◆ **Assigned task**: Gather all lines in the entries below that include the word "offset".

Data records for software interfaces
------------

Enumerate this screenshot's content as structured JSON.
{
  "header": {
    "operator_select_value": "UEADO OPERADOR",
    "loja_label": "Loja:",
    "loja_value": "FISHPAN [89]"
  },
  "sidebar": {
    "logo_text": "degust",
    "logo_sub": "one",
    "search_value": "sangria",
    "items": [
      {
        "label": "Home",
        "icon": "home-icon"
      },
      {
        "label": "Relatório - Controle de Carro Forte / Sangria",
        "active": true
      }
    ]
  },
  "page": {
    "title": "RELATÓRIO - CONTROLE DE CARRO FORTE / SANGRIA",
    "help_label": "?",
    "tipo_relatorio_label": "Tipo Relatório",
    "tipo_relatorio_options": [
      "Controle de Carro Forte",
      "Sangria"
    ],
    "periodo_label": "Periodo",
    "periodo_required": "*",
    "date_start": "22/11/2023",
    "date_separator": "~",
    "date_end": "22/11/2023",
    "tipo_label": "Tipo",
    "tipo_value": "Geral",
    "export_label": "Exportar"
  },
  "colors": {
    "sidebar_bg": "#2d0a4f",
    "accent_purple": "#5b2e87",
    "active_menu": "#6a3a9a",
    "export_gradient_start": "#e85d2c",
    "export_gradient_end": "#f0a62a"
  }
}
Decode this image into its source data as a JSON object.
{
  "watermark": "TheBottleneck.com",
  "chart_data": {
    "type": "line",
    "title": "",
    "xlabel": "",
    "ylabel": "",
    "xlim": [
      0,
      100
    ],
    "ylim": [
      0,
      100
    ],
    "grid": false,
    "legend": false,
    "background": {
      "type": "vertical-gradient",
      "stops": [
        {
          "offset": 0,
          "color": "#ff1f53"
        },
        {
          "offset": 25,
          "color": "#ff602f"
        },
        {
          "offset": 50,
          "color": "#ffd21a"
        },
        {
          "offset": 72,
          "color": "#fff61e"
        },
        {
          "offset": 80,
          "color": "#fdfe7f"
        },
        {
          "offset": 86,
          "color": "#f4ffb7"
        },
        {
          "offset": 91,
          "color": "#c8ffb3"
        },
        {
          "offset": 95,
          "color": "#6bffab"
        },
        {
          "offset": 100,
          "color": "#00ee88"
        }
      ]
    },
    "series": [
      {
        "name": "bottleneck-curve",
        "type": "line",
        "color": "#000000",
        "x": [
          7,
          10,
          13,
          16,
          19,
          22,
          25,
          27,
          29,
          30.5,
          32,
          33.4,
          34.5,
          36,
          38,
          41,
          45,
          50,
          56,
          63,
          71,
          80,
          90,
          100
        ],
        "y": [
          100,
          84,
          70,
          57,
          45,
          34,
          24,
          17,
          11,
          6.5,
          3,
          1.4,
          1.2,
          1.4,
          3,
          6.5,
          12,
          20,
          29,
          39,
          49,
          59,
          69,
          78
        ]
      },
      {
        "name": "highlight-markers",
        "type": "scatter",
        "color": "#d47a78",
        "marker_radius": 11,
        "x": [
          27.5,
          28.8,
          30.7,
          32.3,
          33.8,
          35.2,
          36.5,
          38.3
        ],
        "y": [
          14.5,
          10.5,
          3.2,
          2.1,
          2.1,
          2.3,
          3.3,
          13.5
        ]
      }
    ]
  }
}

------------

◆ **Response area**:
          "offset": 0,
          "offset": 25,
          "offset": 50,
          "offset": 72,
          "offset": 80,
          "offset": 86,
          "offset": 91,
          "offset": 95,
          "offset": 100,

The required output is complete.